The firm was accused of improperly obtaining personal information on behalf of political clients.
According to Facebook, data about up to 87 million of its members was harvested by an app and then passed onto the political consultancy.
The social network said its own probe into the matter would continue.
“This doesn’t change our commitment and determination to understand exactly what happened and make sure it doesn’t happen again,” said a spokesman.
“We are continuing with our investigation in cooperation with the relevant authorities.”
Clarence Mitchell, a spokesman for Cambridge Analytica, referred the BBC to a statement on the firm’s website.
“Over the past several months, Cambridge Analytica has been the subject of numerous unfounded accusations and, despite the company’s efforts to correct the record, has been vilified for activities that are not only legal, but also widely accepted as a standard component of online advertising in both the political and commercial arenas,” it said.

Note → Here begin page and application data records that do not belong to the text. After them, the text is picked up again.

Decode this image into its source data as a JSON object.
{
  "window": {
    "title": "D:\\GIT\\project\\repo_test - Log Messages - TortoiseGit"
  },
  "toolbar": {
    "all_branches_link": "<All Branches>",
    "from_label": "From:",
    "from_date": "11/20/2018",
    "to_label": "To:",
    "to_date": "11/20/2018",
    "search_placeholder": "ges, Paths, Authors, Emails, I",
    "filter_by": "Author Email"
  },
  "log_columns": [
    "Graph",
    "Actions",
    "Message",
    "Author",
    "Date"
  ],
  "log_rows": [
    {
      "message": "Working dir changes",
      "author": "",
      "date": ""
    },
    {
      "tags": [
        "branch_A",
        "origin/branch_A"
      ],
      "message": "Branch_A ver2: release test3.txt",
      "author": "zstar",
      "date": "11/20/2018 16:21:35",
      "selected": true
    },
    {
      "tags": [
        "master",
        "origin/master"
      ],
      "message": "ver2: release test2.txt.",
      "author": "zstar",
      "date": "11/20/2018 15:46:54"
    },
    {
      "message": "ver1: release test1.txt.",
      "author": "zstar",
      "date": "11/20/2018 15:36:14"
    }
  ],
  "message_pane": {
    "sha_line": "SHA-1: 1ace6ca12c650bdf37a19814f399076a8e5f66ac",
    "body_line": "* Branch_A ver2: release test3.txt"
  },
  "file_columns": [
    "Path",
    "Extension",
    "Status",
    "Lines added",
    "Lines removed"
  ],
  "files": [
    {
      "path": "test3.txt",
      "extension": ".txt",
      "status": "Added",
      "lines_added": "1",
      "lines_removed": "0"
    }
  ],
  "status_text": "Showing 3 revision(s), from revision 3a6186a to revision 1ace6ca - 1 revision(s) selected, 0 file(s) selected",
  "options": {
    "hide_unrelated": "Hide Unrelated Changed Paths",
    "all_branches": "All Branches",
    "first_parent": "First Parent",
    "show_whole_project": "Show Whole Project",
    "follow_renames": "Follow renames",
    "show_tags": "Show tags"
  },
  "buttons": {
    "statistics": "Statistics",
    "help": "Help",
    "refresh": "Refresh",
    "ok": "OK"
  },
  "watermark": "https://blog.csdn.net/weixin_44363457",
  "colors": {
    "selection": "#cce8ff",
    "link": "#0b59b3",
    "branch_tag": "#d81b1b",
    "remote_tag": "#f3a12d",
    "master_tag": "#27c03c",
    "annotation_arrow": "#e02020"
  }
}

“Despite Cambridge Analytica’s unwavering confidence that its employees have acted ethically and lawfully… the siege of media coverage has driven away virtually all of the company’s customers and suppliers.
“As a result, it has been determined that it is no longer viable to continue operating the business.”
The statement added that its parent company SCL Elections was also commencing bankruptcy proceedings.
Cambridge Analytica’s chief executive Alexander Nix was suspended in March after secretly being recorded by Channel 4 News.
In the video he suggested that the London-based firm had helped run Donald Trump’s digital election campaign. He also detailed ways that it could discredit other politicians, including sending “girls around to the candidate’s house”.
Cambridge Analytica subsequently said that it had only licensed 30 million records belonging to US citizens from the data-collecting app’s creator Dr Aleksandr Kogan, and that they had not been used it in the US Presidential Election.
The firm added that it had since deleted all the information despite claims to the contrary by others.
In testimony to Congress about the scandal, Mr Zuckerberg had said that his personal details were among those that had been harvested.